PROBLEM =
Please set down all of the data below verbatim.

MATERIAL TO PROCESS =
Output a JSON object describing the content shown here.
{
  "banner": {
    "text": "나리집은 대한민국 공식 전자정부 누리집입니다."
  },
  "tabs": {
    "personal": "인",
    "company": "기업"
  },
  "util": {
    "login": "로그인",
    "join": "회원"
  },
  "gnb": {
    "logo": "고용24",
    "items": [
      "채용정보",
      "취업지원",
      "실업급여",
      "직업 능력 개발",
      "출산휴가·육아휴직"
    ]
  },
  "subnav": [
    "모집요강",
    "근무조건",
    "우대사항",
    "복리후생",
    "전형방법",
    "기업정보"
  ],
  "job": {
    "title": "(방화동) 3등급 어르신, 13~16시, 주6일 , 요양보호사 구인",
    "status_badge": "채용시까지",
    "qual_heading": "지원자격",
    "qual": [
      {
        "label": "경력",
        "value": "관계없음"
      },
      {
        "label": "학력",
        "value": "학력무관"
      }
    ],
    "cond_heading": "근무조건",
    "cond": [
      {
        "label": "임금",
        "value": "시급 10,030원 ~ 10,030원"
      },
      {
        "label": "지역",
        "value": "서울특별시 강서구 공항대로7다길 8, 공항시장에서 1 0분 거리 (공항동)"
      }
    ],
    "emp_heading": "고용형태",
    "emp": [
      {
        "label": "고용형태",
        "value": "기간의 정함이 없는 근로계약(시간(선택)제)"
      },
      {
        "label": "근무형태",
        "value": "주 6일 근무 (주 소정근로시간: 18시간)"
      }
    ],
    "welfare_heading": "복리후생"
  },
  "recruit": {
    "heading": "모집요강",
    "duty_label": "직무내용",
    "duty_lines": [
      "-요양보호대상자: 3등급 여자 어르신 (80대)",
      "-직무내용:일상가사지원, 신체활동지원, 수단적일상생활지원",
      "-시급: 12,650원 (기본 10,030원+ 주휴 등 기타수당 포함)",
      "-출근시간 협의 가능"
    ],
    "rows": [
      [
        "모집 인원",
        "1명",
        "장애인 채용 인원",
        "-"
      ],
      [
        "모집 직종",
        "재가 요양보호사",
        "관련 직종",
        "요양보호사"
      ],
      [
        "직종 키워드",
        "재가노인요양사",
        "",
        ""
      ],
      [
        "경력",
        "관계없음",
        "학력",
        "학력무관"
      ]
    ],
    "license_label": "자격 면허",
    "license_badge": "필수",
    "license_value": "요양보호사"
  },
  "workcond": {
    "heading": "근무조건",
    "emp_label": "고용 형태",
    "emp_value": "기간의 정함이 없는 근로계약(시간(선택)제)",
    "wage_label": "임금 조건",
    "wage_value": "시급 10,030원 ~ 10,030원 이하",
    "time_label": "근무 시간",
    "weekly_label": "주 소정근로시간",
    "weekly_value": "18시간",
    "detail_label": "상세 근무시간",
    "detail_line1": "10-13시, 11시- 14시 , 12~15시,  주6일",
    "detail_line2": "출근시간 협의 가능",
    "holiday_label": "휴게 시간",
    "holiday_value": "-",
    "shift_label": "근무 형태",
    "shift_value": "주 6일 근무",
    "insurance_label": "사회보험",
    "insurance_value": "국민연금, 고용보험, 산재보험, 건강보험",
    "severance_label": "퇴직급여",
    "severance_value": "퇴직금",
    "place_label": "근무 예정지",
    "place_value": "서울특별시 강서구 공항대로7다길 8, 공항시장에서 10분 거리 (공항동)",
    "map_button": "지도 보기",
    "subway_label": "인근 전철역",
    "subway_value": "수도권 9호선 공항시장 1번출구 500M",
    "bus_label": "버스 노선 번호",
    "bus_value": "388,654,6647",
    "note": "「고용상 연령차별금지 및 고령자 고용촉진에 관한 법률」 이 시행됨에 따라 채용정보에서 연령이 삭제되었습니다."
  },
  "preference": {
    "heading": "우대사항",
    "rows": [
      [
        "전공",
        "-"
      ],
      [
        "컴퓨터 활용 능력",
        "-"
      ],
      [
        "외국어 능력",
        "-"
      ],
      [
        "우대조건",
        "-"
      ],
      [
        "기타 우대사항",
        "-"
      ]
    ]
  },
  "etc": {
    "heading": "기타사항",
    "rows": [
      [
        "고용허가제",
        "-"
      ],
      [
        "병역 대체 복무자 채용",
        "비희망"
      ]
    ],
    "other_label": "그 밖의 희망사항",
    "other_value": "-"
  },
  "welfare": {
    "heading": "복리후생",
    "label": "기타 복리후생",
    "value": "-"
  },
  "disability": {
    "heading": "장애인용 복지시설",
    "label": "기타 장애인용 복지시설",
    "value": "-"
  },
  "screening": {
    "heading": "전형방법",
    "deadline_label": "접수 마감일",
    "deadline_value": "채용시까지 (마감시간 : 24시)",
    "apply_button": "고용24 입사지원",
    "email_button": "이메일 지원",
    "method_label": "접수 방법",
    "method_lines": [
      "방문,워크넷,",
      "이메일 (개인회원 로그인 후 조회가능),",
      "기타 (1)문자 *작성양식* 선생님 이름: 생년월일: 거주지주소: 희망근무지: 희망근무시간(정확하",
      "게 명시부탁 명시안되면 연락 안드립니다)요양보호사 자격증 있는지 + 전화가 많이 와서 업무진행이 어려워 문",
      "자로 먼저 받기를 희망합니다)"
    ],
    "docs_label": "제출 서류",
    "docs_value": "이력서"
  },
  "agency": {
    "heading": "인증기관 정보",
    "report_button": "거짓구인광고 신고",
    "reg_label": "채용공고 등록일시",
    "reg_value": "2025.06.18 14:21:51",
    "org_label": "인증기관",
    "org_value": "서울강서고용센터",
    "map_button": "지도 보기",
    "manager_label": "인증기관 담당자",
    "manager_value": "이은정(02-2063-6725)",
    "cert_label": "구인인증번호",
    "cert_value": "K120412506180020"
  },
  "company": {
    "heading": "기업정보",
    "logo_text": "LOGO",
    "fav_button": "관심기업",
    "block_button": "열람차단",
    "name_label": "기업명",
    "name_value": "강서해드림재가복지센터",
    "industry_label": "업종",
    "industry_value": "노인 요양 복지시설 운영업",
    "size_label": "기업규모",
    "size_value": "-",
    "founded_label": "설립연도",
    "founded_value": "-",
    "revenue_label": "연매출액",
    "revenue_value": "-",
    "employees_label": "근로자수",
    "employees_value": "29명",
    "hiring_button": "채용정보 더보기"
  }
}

SOLUTION TO THIS PROBLEM =
Output a JSON object describing the content shown here.
{
  "banner": {
    "text": "나리집은 대한민국 공식 전자정부 누리집입니다."
  },
  "tabs": {
    "personal": "인",
    "company": "기업"
  },
  "util": {
    "login": "로그인",
    "join": "회원"
  },
  "gnb": {
    "logo": "고용24",
    "items": [
      "채용정보",
      "취업지원",
      "실업급여",
      "직업 능력 개발",
      "출산휴가·육아휴직"
    ]
  },
  "subnav": [
    "모집요강",
    "근무조건",
    "우대사항",
    "복리후생",
    "전형방법",
    "기업정보"
  ],
  "job": {
    "title": "(방화동) 3등급 어르신, 13~16시, 주6일 , 요양보호사 구인",
    "status_badge": "채용시까지",
    "qual_heading": "지원자격",
    "qual": [
      {
        "label": "경력",
        "value": "관계없음"
      },
      {
        "label": "학력",
        "value": "학력무관"
      }
    ],
    "cond_heading": "근무조건",
    "cond": [
      {
        "label": "임금",
        "value": "시급 10,030원 ~ 10,030원"
      },
      {
        "label": "지역",
        "value": "서울특별시 강서구 공항대로7다길 8, 공항시장에서 1 0분 거리 (공항동)"
      }
    ],
    "emp_heading": "고용형태",
    "emp": [
      {
        "label": "고용형태",
        "value": "기간의 정함이 없는 근로계약(시간(선택)제)"
      },
      {
        "label": "근무형태",
        "value": "주 6일 근무 (주 소정근로시간: 18시간)"
      }
    ],
    "welfare_heading": "복리후생"
  },
  "recruit": {
    "heading": "모집요강",
    "duty_label": "직무내용",
    "duty_lines": [
      "-요양보호대상자: 3등급 여자 어르신 (80대)",
      "-직무내용:일상가사지원, 신체활동지원, 수단적일상생활지원",
      "-시급: 12,650원 (기본 10,030원+ 주휴 등 기타수당 포함)",
      "-출근시간 협의 가능"
    ],
    "rows": [
      [
        "모집 인원",
        "1명",
        "장애인 채용 인원",
        "-"
      ],
      [
        "모집 직종",
        "재가 요양보호사",
        "관련 직종",
        "요양보호사"
      ],
      [
        "직종 키워드",
        "재가노인요양사",
        "",
        ""
      ],
      [
        "경력",
        "관계없음",
        "학력",
        "학력무관"
      ]
    ],
    "license_label": "자격 면허",
    "license_badge": "필수",
    "license_value": "요양보호사"
  },
  "workcond": {
    "heading": "근무조건",
    "emp_label": "고용 형태",
    "emp_value": "기간의 정함이 없는 근로계약(시간(선택)제)",
    "wage_label": "임금 조건",
    "wage_value": "시급 10,030원 ~ 10,030원 이하",
    "time_label": "근무 시간",
    "weekly_label": "주 소정근로시간",
    "weekly_value": "18시간",
    "detail_label": "상세 근무시간",
    "detail_line1": "10-13시, 11시- 14시 , 12~15시,  주6일",
    "detail_line2": "출근시간 협의 가능",
    "holiday_label": "휴게 시간",
    "holiday_value": "-",
    "shift_label": "근무 형태",
    "shift_value": "주 6일 근무",
    "insurance_label": "사회보험",
    "insurance_value": "국민연금, 고용보험, 산재보험, 건강보험",
    "severance_label": "퇴직급여",
    "severance_value": "퇴직금",
    "place_label": "근무 예정지",
    "place_value": "서울특별시 강서구 공항대로7다길 8, 공항시장에서 10분 거리 (공항동)",
    "map_button": "지도 보기",
    "subway_label": "인근 전철역",
    "subway_value": "수도권 9호선 공항시장 1번출구 500M",
    "bus_label": "버스 노선 번호",
    "bus_value": "388,654,6647",
    "note": "「고용상 연령차별금지 및 고령자 고용촉진에 관한 법률」 이 시행됨에 따라 채용정보에서 연령이 삭제되었습니다."
  },
  "preference": {
    "heading": "우대사항",
    "rows": [
      [
        "전공",
        "-"
      ],
      [
        "컴퓨터 활용 능력",
        "-"
      ],
      [
        "외국어 능력",
        "-"
      ],
      [
        "우대조건",
        "-"
      ],
      [
        "기타 우대사항",
        "-"
      ]
    ]
  },
  "etc": {
    "heading": "기타사항",
    "rows": [
      [
        "고용허가제",
        "-"
      ],
      [
        "병역 대체 복무자 채용",
        "비희망"
      ]
    ],
    "other_label": "그 밖의 희망사항",
    "other_value": "-"
  },
  "welfare": {
    "heading": "복리후생",
    "label": "기타 복리후생",
    "value": "-"
  },
  "disability": {
    "heading": "장애인용 복지시설",
    "label": "기타 장애인용 복지시설",
    "value": "-"
  },
  "screening": {
    "heading": "전형방법",
    "deadline_label": "접수 마감일",
    "deadline_value": "채용시까지 (마감시간 : 24시)",
    "apply_button": "고용24 입사지원",
    "email_button": "이메일 지원",
    "method_label": "접수 방법",
    "method_lines": [
      "방문,워크넷,",
      "이메일 (개인회원 로그인 후 조회가능),",
      "기타 (1)문자 *작성양식* 선생님 이름: 생년월일: 거주지주소: 희망근무지: 희망근무시간(정확하",
      "게 명시부탁 명시안되면 연락 안드립니다)요양보호사 자격증 있는지 + 전화가 많이 와서 업무진행이 어려워 문",
      "자로 먼저 받기를 희망합니다)"
    ],
    "docs_label": "제출 서류",
    "docs_value": "이력서"
  },
  "agency": {
    "heading": "인증기관 정보",
    "report_button": "거짓구인광고 신고",
    "reg_label": "채용공고 등록일시",
    "reg_value": "2025.06.18 14:21:51",
    "org_label": "인증기관",
    "org_value": "서울강서고용센터",
    "map_button": "지도 보기",
    "manager_label": "인증기관 담당자",
    "manager_value": "이은정(02-2063-6725)",
    "cert_label": "구인인증번호",
    "cert_value": "K120412506180020"
  },
  "company": {
    "heading": "기업정보",
    "logo_text": "LOGO",
    "fav_button": "관심기업",
    "block_button": "열람차단",
    "name_label": "기업명",
    "name_value": "강서해드림재가복지센터",
    "industry_label": "업종",
    "industry_value": "노인 요양 복지시설 운영업",
    "size_label": "기업규모",
    "size_value": "-",
    "founded_label": "설립연도",
    "founded_value": "-",
    "revenue_label": "연매출액",
    "revenue_value": "-",
    "employees_label": "근로자수",
    "employees_value": "29명",
    "hiring_button": "채용정보 더보기"
  }
}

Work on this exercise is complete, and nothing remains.